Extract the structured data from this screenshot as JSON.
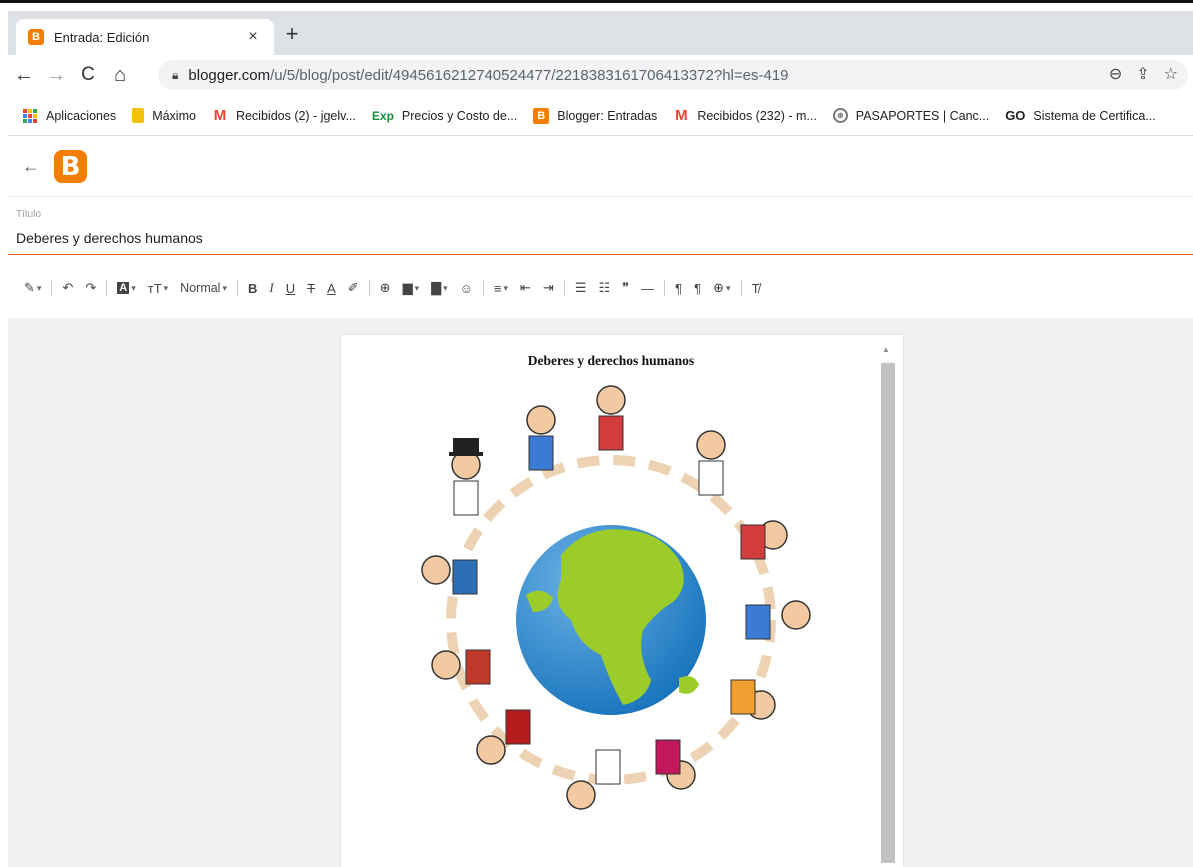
{
  "browser": {
    "tab": {
      "title": "Entrada: Edición",
      "favicon_letter": "B",
      "close": "×"
    },
    "new_tab": "+",
    "nav": {
      "back": "←",
      "forward": "→",
      "reload": "C",
      "home": "⌂"
    },
    "url": {
      "host": "blogger.com",
      "path": "/u/5/blog/post/edit/4945616212740524477/2218383161706413372?hl=es-419"
    },
    "omni_icons": {
      "zoom": "⊖",
      "share": "⇪",
      "star": "☆"
    }
  },
  "bookmarks": [
    {
      "icon": "apps-icon",
      "label": "Aplicaciones"
    },
    {
      "icon": "doc-icon",
      "label": "Máximo"
    },
    {
      "icon": "gmail-icon",
      "glyph": "M",
      "label": "Recibidos (2) - jgelv..."
    },
    {
      "icon": "exp-icon",
      "glyph": "Exp",
      "label": "Precios y Costo de..."
    },
    {
      "icon": "blogger-icon",
      "glyph": "B",
      "label": "Blogger: Entradas"
    },
    {
      "icon": "gmail-icon",
      "glyph": "M",
      "label": "Recibidos (232) - m..."
    },
    {
      "icon": "seal-icon",
      "glyph": "⊛",
      "label": "PASAPORTES | Canc..."
    },
    {
      "icon": "go-icon",
      "glyph": "GO",
      "label": "Sistema de Certifica..."
    }
  ],
  "app": {
    "back": "←",
    "logo_letter": "B",
    "title_label": "Título",
    "title_value": "Deberes y derechos humanos"
  },
  "format_bar": {
    "pen": "✎",
    "undo": "↶",
    "redo": "↷",
    "text_style": "A",
    "font_size": "тT",
    "paragraph": "Normal",
    "bold": "B",
    "italic": "I",
    "underline": "U",
    "strike": "T",
    "text_color": "A",
    "highlight": "✐",
    "link": "⊕",
    "image": "▆",
    "video": "▇",
    "emoji": "☺",
    "align": "≡",
    "indent_less": "⇤",
    "indent_more": "⇥",
    "bullets": "☰",
    "numbered": "☷",
    "quote": "❞",
    "hr": "—",
    "ltr": "¶",
    "rtl": "¶",
    "language": "⊕",
    "clear": "T̸",
    "caret": "▾"
  },
  "post": {
    "heading": "Deberes y derechos humanos"
  },
  "colors": {
    "blogger_orange": "#f57d00",
    "title_underline": "#e8622a",
    "globe_ocean": "#1e88d8",
    "globe_land": "#9ccc2a"
  }
}
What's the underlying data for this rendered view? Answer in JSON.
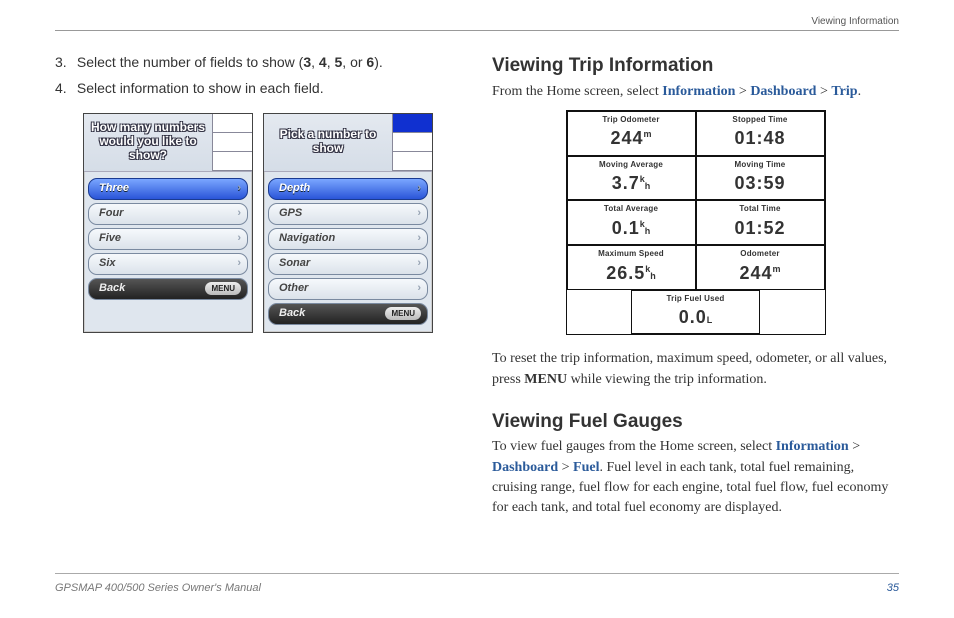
{
  "header": {
    "section": "Viewing Information"
  },
  "left": {
    "step3_pre": "Select the number of fields to show (",
    "step3_nums": [
      "3",
      "4",
      "5",
      "6"
    ],
    "step3_post": ").",
    "step4": "Select information to show in each field.",
    "dev1": {
      "prompt": "How many numbers would you like to show?",
      "items": [
        "Three",
        "Four",
        "Five",
        "Six"
      ],
      "back": "Back",
      "menu": "MENU",
      "selected": 0
    },
    "dev2": {
      "prompt": "Pick a number to show",
      "items": [
        "Depth",
        "GPS",
        "Navigation",
        "Sonar",
        "Other"
      ],
      "back": "Back",
      "menu": "MENU",
      "selected": 0
    }
  },
  "right": {
    "h_trip": "Viewing Trip Information",
    "trip_path_pre": "From the Home screen, select ",
    "trip_path": [
      "Information",
      "Dashboard",
      "Trip"
    ],
    "trip_table": [
      {
        "label": "Trip Odometer",
        "value": "244",
        "unit_sup": "m",
        "unit_sub": ""
      },
      {
        "label": "Stopped Time",
        "value": "01:48",
        "unit_sup": "",
        "unit_sub": ""
      },
      {
        "label": "Moving Average",
        "value": "3.7",
        "unit_sup": "k",
        "unit_sub": "h"
      },
      {
        "label": "Moving Time",
        "value": "03:59",
        "unit_sup": "",
        "unit_sub": ""
      },
      {
        "label": "Total Average",
        "value": "0.1",
        "unit_sup": "k",
        "unit_sub": "h"
      },
      {
        "label": "Total Time",
        "value": "01:52",
        "unit_sup": "",
        "unit_sub": ""
      },
      {
        "label": "Maximum Speed",
        "value": "26.5",
        "unit_sup": "k",
        "unit_sub": "h"
      },
      {
        "label": "Odometer",
        "value": "244",
        "unit_sup": "m",
        "unit_sub": ""
      },
      {
        "label": "Trip Fuel Used",
        "value": "0.0",
        "unit_sup": "",
        "unit_sub": "L"
      }
    ],
    "reset_pre": "To reset the trip information, maximum speed, odometer, or all values, press ",
    "reset_bold": "MENU",
    "reset_post": " while viewing the trip information.",
    "h_fuel": "Viewing Fuel Gauges",
    "fuel_pre": "To view fuel gauges from the Home screen, select ",
    "fuel_path": [
      "Information",
      "Dashboard",
      "Fuel"
    ],
    "fuel_post": ". Fuel level in each tank, total fuel remaining, cruising range, fuel flow for each engine, total fuel flow, fuel economy for each tank, and total fuel economy are displayed."
  },
  "footer": {
    "left": "GPSMAP 400/500 Series Owner's Manual",
    "page": "35"
  }
}
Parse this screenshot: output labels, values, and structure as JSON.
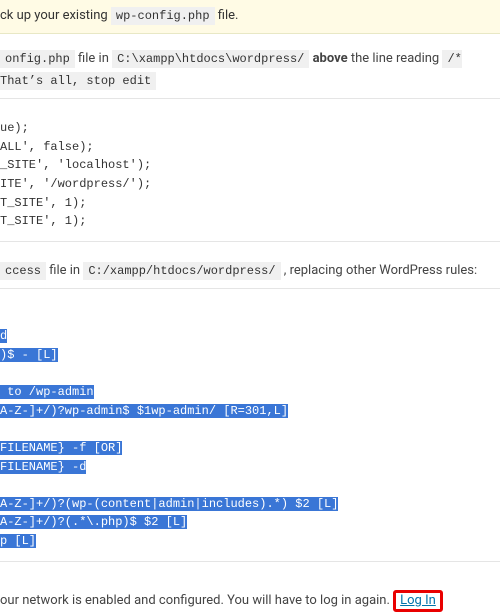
{
  "warning": {
    "prefix": "ck up your existing ",
    "file": "wp-config.php",
    "suffix": " file."
  },
  "instr1": {
    "prefix_file": "onfig.php",
    "mid1": " file in ",
    "path": "C:\\xampp\\htdocs\\wordpress/",
    "mid2": " ",
    "bold": "above",
    "mid3": " the line reading ",
    "code2": "/* That’s all, stop edit"
  },
  "code1": "ue);\nALL', false);\n_SITE', 'localhost');\nITE', '/wordpress/');\nT_SITE', 1);\nT_SITE', 1);",
  "instr2": {
    "file": "ccess",
    "mid1": " file in ",
    "path": "C:/xampp/htdocs/wordpress/",
    "suffix": ", replacing other WordPress rules:"
  },
  "code2_lines": [
    "",
    "d",
    ")$ - [L]",
    "",
    " to /wp-admin",
    "A-Z-]+/)?wp-admin$ $1wp-admin/ [R=301,L]",
    "",
    "FILENAME} -f [OR]",
    "FILENAME} -d",
    "",
    "A-Z-]+/)?(wp-(content|admin|includes).*) $2 [L]",
    "A-Z-]+/)?(.*\\.php)$ $2 [L]",
    "p [L]"
  ],
  "footer": {
    "text": "our network is enabled and configured. You will have to log in again. ",
    "link": "Log In"
  }
}
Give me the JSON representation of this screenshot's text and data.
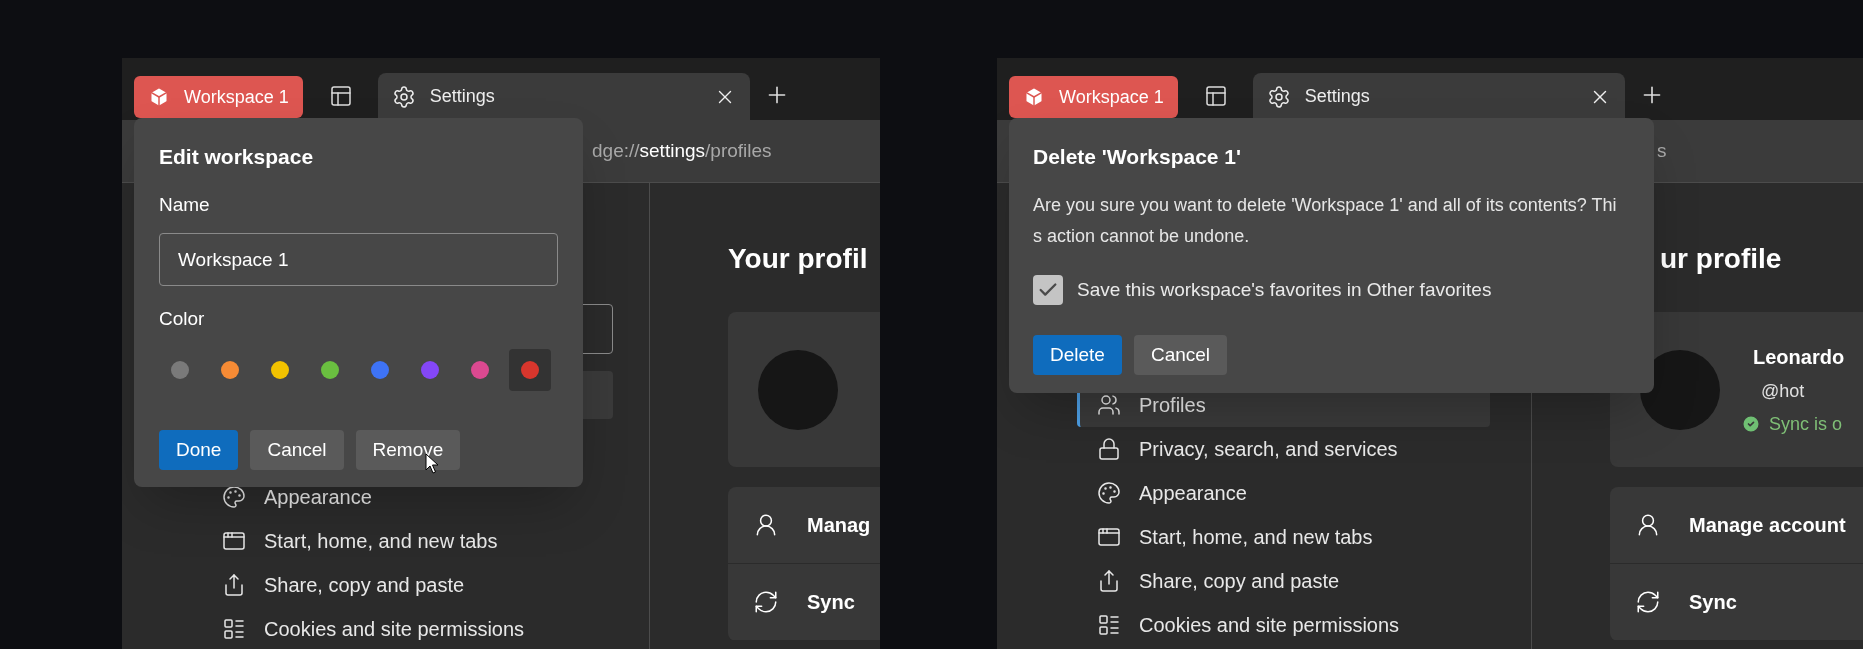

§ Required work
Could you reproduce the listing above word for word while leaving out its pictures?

§ Output of the task
Extract the structured data from this screenshot as JSON.
{
  "browser": {
    "tab": {
      "title": "Entrada: Edición",
      "favicon_letter": "B",
      "close": "×"
    },
    "new_tab": "+",
    "nav": {
      "back": "←",
      "forward": "→",
      "reload": "C",
      "home": "⌂"
    },
    "url": {
      "host": "blogger.com",
      "path": "/u/5/blog/post/edit/4945616212740524477/2218383161706413372?hl=es-419"
    },
    "omni_icons": {
      "zoom": "⊖",
      "share": "⇪",
      "star": "☆"
    }
  },
  "bookmarks": [
    {
      "icon": "apps-icon",
      "label": "Aplicaciones"
    },
    {
      "icon": "doc-icon",
      "label": "Máximo"
    },
    {
      "icon": "gmail-icon",
      "glyph": "M",
      "label": "Recibidos (2) - jgelv..."
    },
    {
      "icon": "exp-icon",
      "glyph": "Exp",
      "label": "Precios y Costo de..."
    },
    {
      "icon": "blogger-icon",
      "glyph": "B",
      "label": "Blogger: Entradas"
    },
    {
      "icon": "gmail-icon",
      "glyph": "M",
      "label": "Recibidos (232) - m..."
    },
    {
      "icon": "seal-icon",
      "glyph": "⊛",
      "label": "PASAPORTES | Canc..."
    },
    {
      "icon": "go-icon",
      "glyph": "GO",
      "label": "Sistema de Certifica..."
    }
  ],
  "app": {
    "back": "←",
    "logo_letter": "B",
    "title_label": "Título",
    "title_value": "Deberes y derechos humanos"
  },
  "format_bar": {
    "pen": "✎",
    "undo": "↶",
    "redo": "↷",
    "text_style": "A",
    "font_size": "тT",
    "paragraph": "Normal",
    "bold": "B",
    "italic": "I",
    "underline": "U",
    "strike": "T",
    "text_color": "A",
    "highlight": "✐",
    "link": "⊕",
    "image": "▆",
    "video": "▇",
    "emoji": "☺",
    "align": "≡",
    "indent_less": "⇤",
    "indent_more": "⇥",
    "bullets": "☰",
    "numbered": "☷",
    "quote": "❞",
    "hr": "—",
    "ltr": "¶",
    "rtl": "¶",
    "language": "⊕",
    "clear": "T̸",
    "caret": "▾"
  },
  "post": {
    "heading": "Deberes y derechos humanos"
  },
  "colors": {
    "blogger_orange": "#f57d00",
    "title_underline": "#e8622a",
    "globe_ocean": "#1e88d8",
    "globe_land": "#9ccc2a"
  }
}
What's the underlying data for this rendered view? Answer in JSON.
{
  "header": {
    "section": "Viewing Information"
  },
  "left": {
    "step3_pre": "Select the number of fields to show (",
    "step3_nums": [
      "3",
      "4",
      "5",
      "6"
    ],
    "step3_post": ").",
    "step4": "Select information to show in each field.",
    "dev1": {
      "prompt": "How many numbers would you like to show?",
      "items": [
        "Three",
        "Four",
        "Five",
        "Six"
      ],
      "back": "Back",
      "menu": "MENU",
      "selected": 0
    },
    "dev2": {
      "prompt": "Pick a number to show",
      "items": [
        "Depth",
        "GPS",
        "Navigation",
        "Sonar",
        "Other"
      ],
      "back": "Back",
      "menu": "MENU",
      "selected": 0
    }
  },
  "right": {
    "h_trip": "Viewing Trip Information",
    "trip_path_pre": "From the Home screen, select ",
    "trip_path": [
      "Information",
      "Dashboard",
      "Trip"
    ],
    "trip_table": [
      {
        "label": "Trip Odometer",
        "value": "244",
        "unit_sup": "m",
        "unit_sub": ""
      },
      {
        "label": "Stopped Time",
        "value": "01:48",
        "unit_sup": "",
        "unit_sub": ""
      },
      {
        "label": "Moving Average",
        "value": "3.7",
        "unit_sup": "k",
        "unit_sub": "h"
      },
      {
        "label": "Moving Time",
        "value": "03:59",
        "unit_sup": "",
        "unit_sub": ""
      },
      {
        "label": "Total Average",
        "value": "0.1",
        "unit_sup": "k",
        "unit_sub": "h"
      },
      {
        "label": "Total Time",
        "value": "01:52",
        "unit_sup": "",
        "unit_sub": ""
      },
      {
        "label": "Maximum Speed",
        "value": "26.5",
        "unit_sup": "k",
        "unit_sub": "h"
      },
      {
        "label": "Odometer",
        "value": "244",
        "unit_sup": "m",
        "unit_sub": ""
      },
      {
        "label": "Trip Fuel Used",
        "value": "0.0",
        "unit_sup": "",
        "unit_sub": "L"
      }
    ],
    "reset_pre": "To reset the trip information, maximum speed, odometer, or all values, press ",
    "reset_bold": "MENU",
    "reset_post": " while viewing the trip information.",
    "h_fuel": "Viewing Fuel Gauges",
    "fuel_pre": "To view fuel gauges from the Home screen, select ",
    "fuel_path": [
      "Information",
      "Dashboard",
      "Fuel"
    ],
    "fuel_post": ". Fuel level in each tank, total fuel remaining, cruising range, fuel flow for each engine, total fuel flow, fuel economy for each tank, and total fuel economy are displayed."
  },
  "footer": {
    "left": "GPSMAP 400/500 Series Owner's Manual",
    "page": "35"
  }
}
Parse this screenshot: output labels, values, and structure as JSON.
{
  "warning": {
    "prefix": "ck up your existing ",
    "file": "wp-config.php",
    "suffix": " file."
  },
  "instr1": {
    "prefix_file": "onfig.php",
    "mid1": " file in ",
    "path": "C:\\xampp\\htdocs\\wordpress/",
    "mid2": " ",
    "bold": "above",
    "mid3": " the line reading ",
    "code2": "/* That’s all, stop edit"
  },
  "code1": "ue);\nALL', false);\n_SITE', 'localhost');\nITE', '/wordpress/');\nT_SITE', 1);\nT_SITE', 1);",
  "instr2": {
    "file": "ccess",
    "mid1": " file in ",
    "path": "C:/xampp/htdocs/wordpress/",
    "suffix": ", replacing other WordPress rules:"
  },
  "code2_lines": [
    "",
    "d",
    ")$ - [L]",
    "",
    " to /wp-admin",
    "A-Z-]+/)?wp-admin$ $1wp-admin/ [R=301,L]",
    "",
    "FILENAME} -f [OR]",
    "FILENAME} -d",
    "",
    "A-Z-]+/)?(wp-(content|admin|includes).*) $2 [L]",
    "A-Z-]+/)?(.*\\.php)$ $2 [L]",
    "p [L]"
  ],
  "footer": {
    "text": "our network is enabled and configured. You will have to log in again. ",
    "link": "Log In"
  }
}
Give me the JSON representation of this screenshot's text and data.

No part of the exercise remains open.